I almost always read by twos (one book for children/teens and one for adult).
In January only one book made it to my Favorite Books list.
I found My New American Life by Francine Prose in a bookshop in San Francisco. The book was on sale; I suppose because it was published in 2011. At the price I should have bought a few extra copies. I would offer one to anyone who lives in the US, far from her/his homeland, and another to the “true” American curious to see how recent immigrants see them.
Set in the aftermaths of 9/11, My New American Life is a satirical yet moving novel, telling of the making of an American.
Lula, a young Albanian woman, is living in New York City on an expiring tourist visa. She finds a job in suburban New Jersey as a caretaker to Zeke, a seventeen-year-old boy. Zeke’s father is a former college professor turned into an unhappy Wall Street executive while his mother, going through mental-health issues, is living in the Arizona desert for the moment. Mister Stanley, as Lula calls her boss, assumes lots of things about Lula. He believes that because she is from Albania she is a refugee of the Balkan wars and he enlists his lawyer friend to straighten Lula’s immigration situation. Lula who speaks flawless English understands that these assumptions can accelerate her Green Card process. She takes advantage of Mister Stanley’s sincere kindness and naivety also tinted with a dash of condescendence. Like some Americans who are genuinely compassionate Mister Stanley “acts as if coming from somewhere else was like having a handicap or surviving cancer.”
The novel takes a more action driven turn when some guys from Albania show up and ask Lula to keep a gun for them.
Telling of every detail would spoil this unusual story, which describes with wit the bittersweet emotions that any immigrant who wants to make a life in the States experiences. The novel offers also an honest even brutal portrait of the American people. The flaws and qualities of the characters are extremely well perceived and skillfully depicted.

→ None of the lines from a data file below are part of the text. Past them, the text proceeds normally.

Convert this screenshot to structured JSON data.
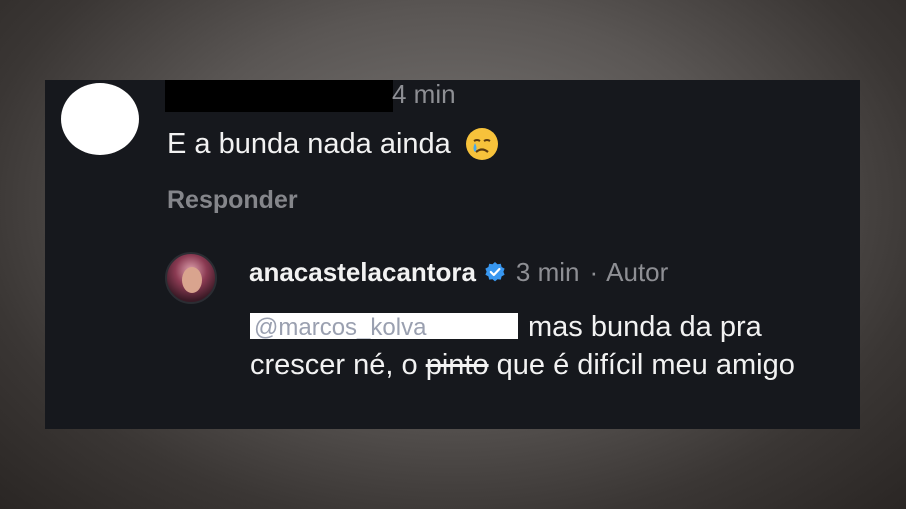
{
  "comment": {
    "time": "4 min",
    "text": "E a bunda nada ainda",
    "reply_label": "Responder"
  },
  "reply_comment": {
    "username": "anacastelacantora",
    "time": "3 min",
    "separator": "·",
    "author_label": "Autor",
    "mention": "@marcos_kolva",
    "text_part1": "mas bunda da pra crescer né, o ",
    "struck_word": "pinto",
    "text_part2": " que é difícil meu amigo"
  },
  "colors": {
    "background": "#16181d",
    "verified_badge": "#3897f0"
  }
}
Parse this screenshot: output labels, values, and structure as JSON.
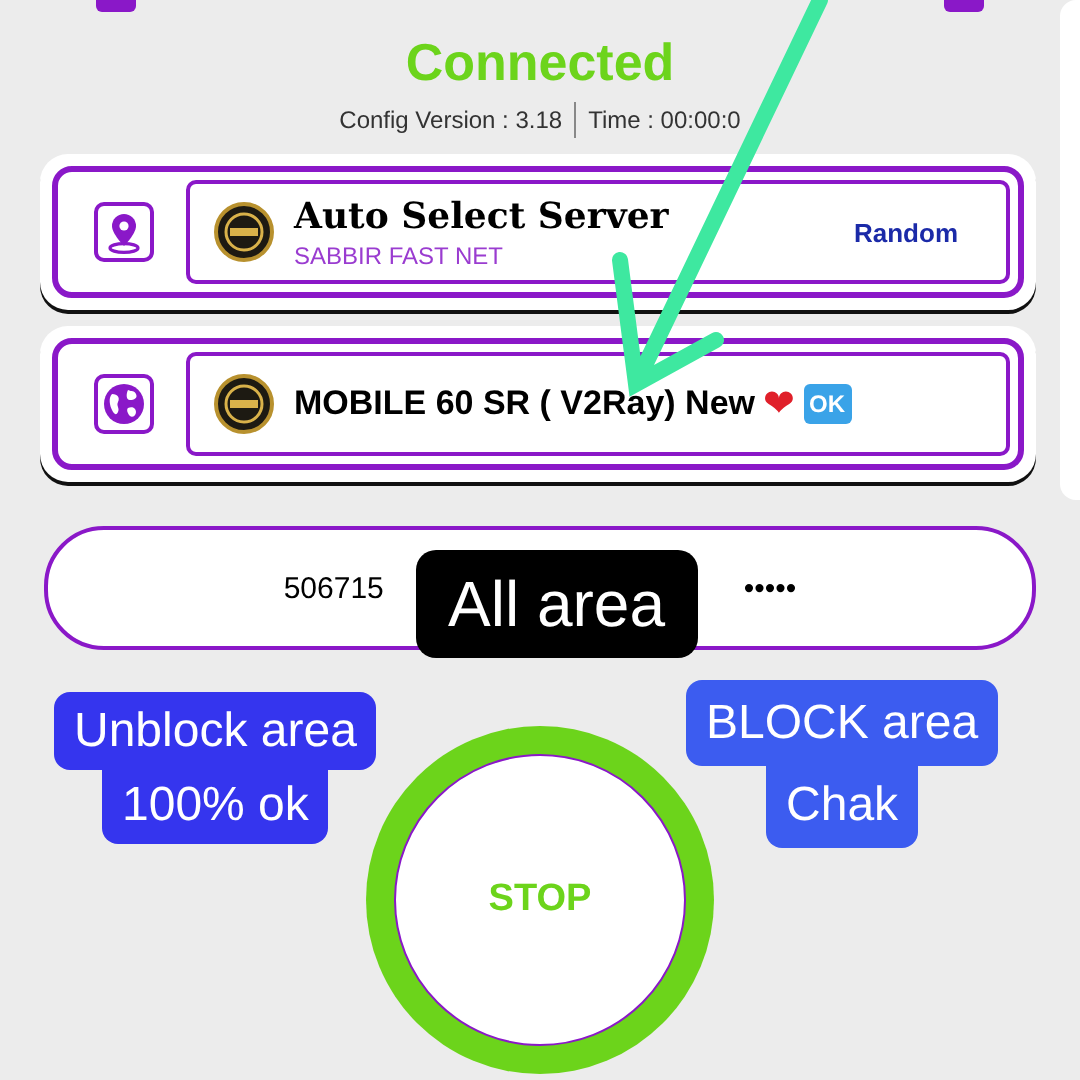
{
  "status": "Connected",
  "info": {
    "config": "Config Version : 3.18",
    "time": "Time : 00:00:0"
  },
  "servers": [
    {
      "kind": "auto",
      "title": "Auto Select Server",
      "subtitle": "SABBIR FAST NET",
      "mode": "Random"
    },
    {
      "kind": "server",
      "name": "MOBILE 60 SR ( V2Ray) New",
      "heart": "❤",
      "badge": "OK"
    }
  ],
  "account": {
    "user": "506715",
    "password": "•••••"
  },
  "button": {
    "label": "STOP"
  },
  "annotations": [
    {
      "kind": "dark",
      "text": "All area"
    },
    {
      "kind": "left",
      "lines": [
        "Unblock area",
        "100% ok"
      ]
    },
    {
      "kind": "right",
      "lines": [
        "BLOCK area",
        "Chak"
      ]
    }
  ]
}
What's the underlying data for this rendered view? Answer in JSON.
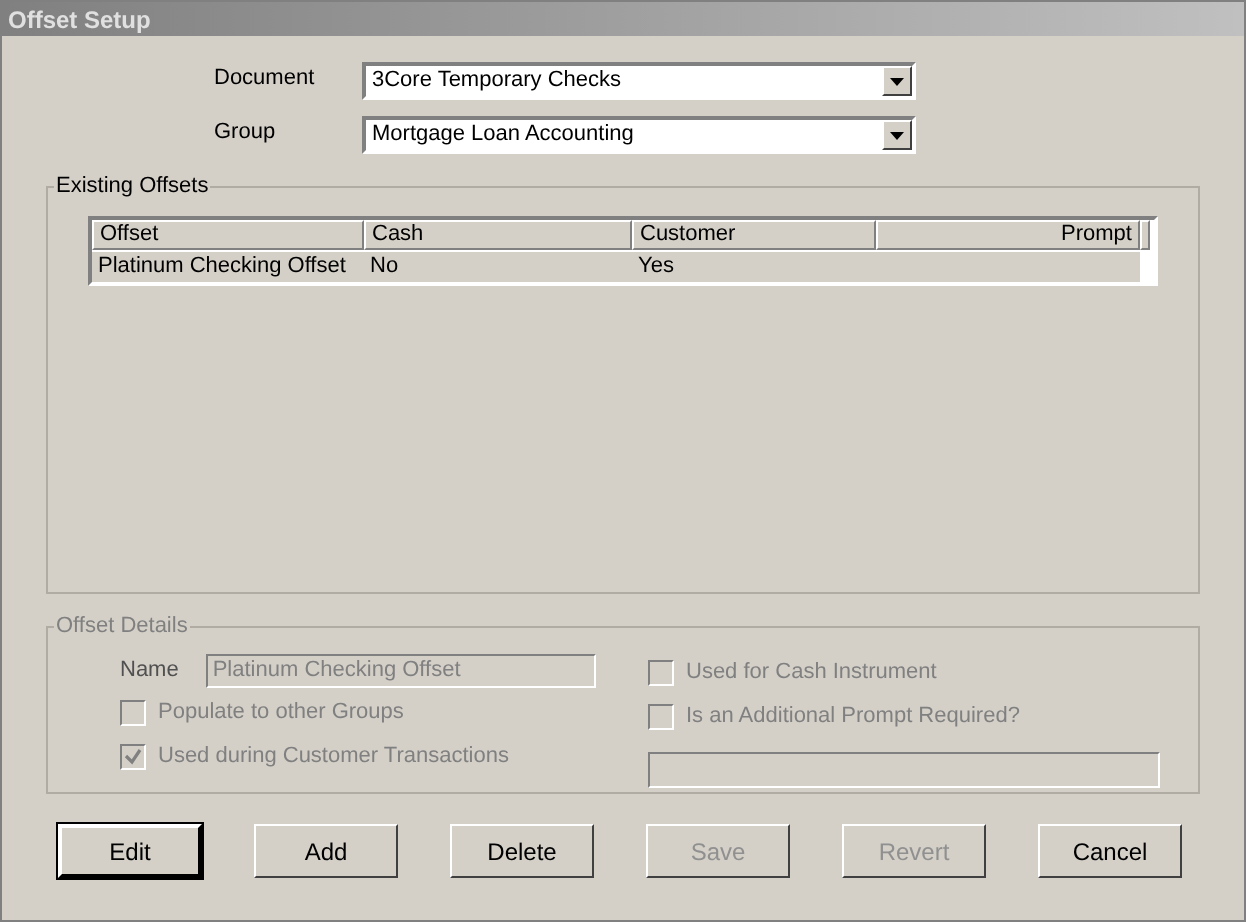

Francine Prose had already stolen many hours of my beauty sleep with her previous books, notably After and Blue Angel. I read My New American Life in two nights – only because I have to wake up at six a.m. every day and unfortunately need more than four hours of sleep now that I’m not thirty anymore.
There are many passages and sentences that I love in this book. One particular sentence summarizes the way I felt (sometimes) when I was new in the States and I’m sure the way most recent immigrants feel:
“It was so hard to live among strangers with whom you shared no history, no knowledge of a way of life that went back and back.”
The fact that Francine Prose chose to end her novel on Lula driving across the George Washington Bridge (without a license but with some practice) is symbolic and touched a personal chord.
Had I stayed in Paris who knows if I would have learned how to drive?
Driving in the USA is, for practical reasons, almost everywhere an obligation.
Learning how to drive for immigrants is similar to a coming out of age moment.
It means I am like everyone else.
I am one of you.
Do you like books with foreign protagonists? Are you curious about the way new immigrants perceive the United States and its inhabitants? Do you think that getting a driver license is as symbolic for Americans as it used to be?